Brief: From the material below, list every line containing "right".

Data:
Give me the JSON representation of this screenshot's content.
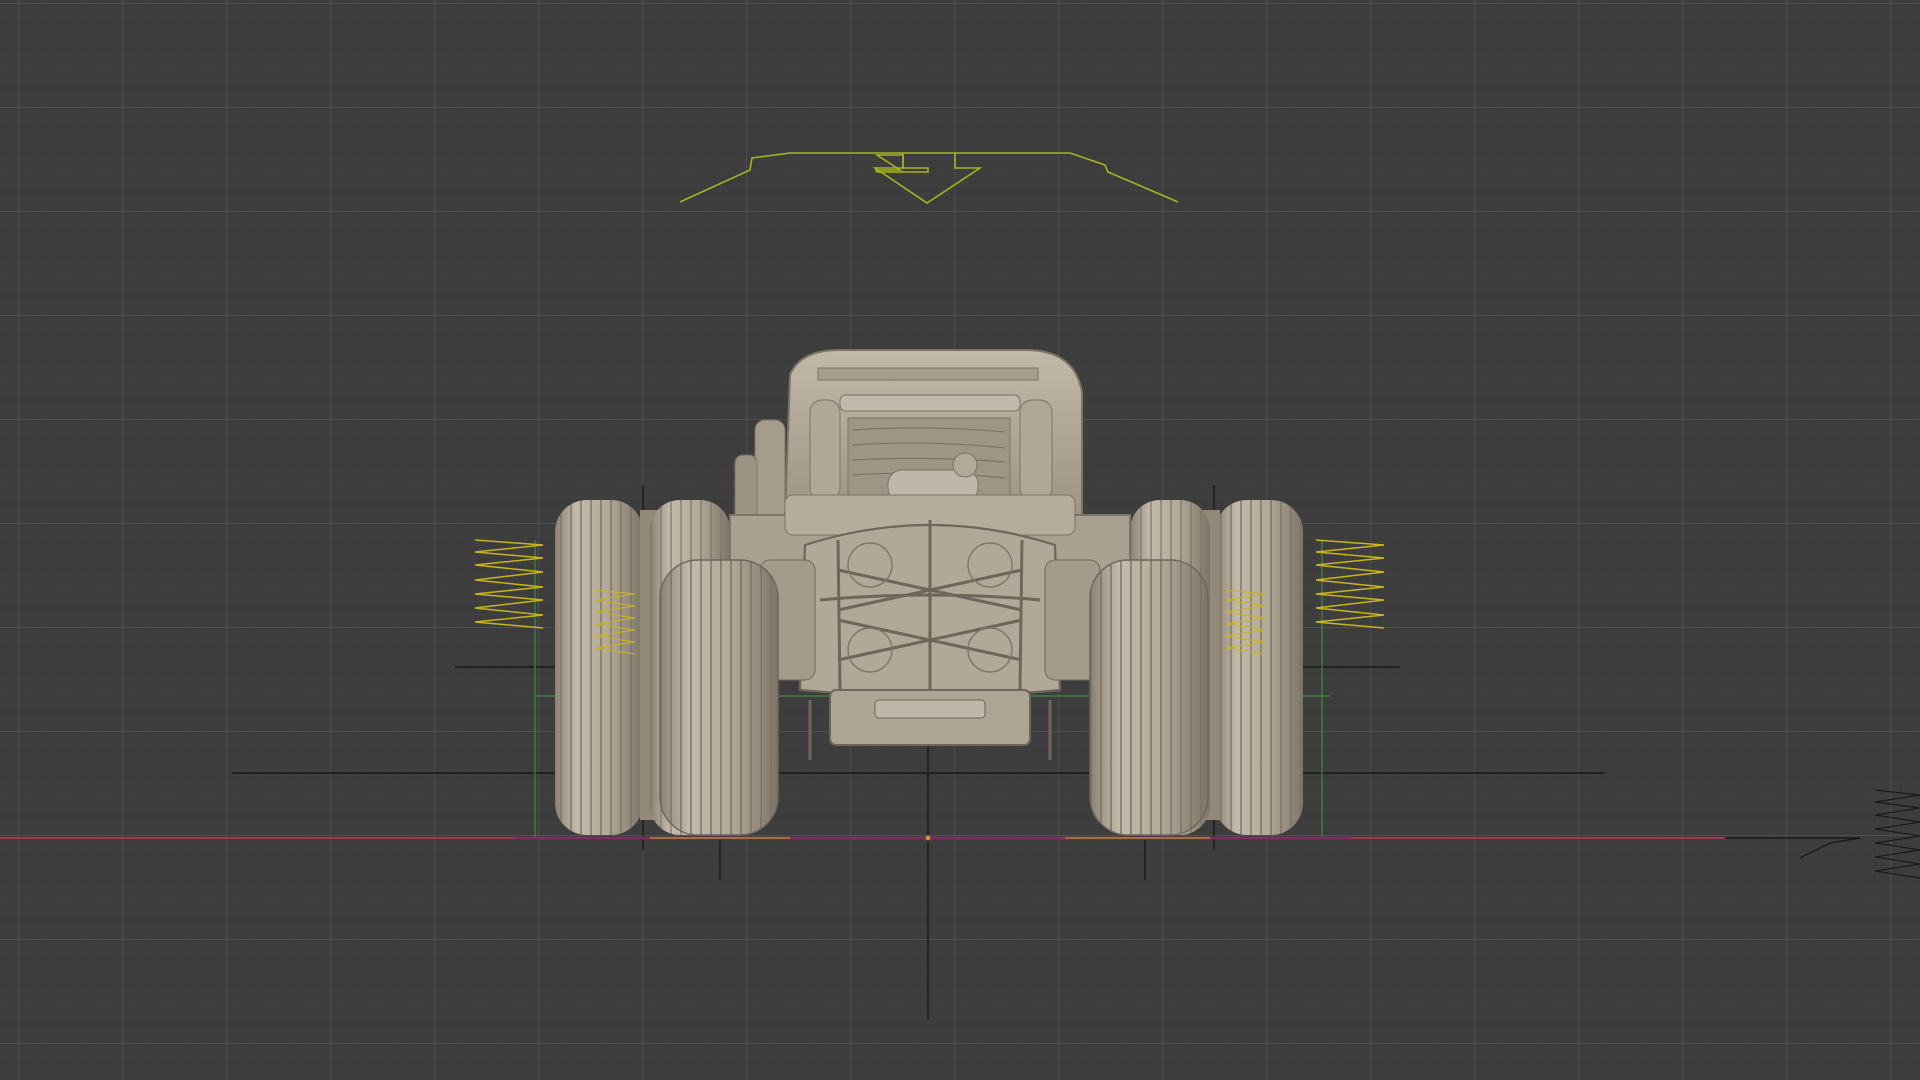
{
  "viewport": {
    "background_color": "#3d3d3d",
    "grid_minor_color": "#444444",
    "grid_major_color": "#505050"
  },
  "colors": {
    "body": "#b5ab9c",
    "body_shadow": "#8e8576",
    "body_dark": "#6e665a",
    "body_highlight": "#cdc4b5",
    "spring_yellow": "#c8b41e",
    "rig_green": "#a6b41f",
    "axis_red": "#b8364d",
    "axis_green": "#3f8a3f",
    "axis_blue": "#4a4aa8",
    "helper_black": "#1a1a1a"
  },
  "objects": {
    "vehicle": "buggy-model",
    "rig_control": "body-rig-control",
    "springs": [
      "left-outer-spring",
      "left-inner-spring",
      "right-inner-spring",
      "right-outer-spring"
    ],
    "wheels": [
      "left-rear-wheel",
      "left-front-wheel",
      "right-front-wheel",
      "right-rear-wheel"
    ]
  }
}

Exercise output:
      "right-inner-spring",
      "right-outer-spring"
      "right-front-wheel",
      "right-rear-wheel"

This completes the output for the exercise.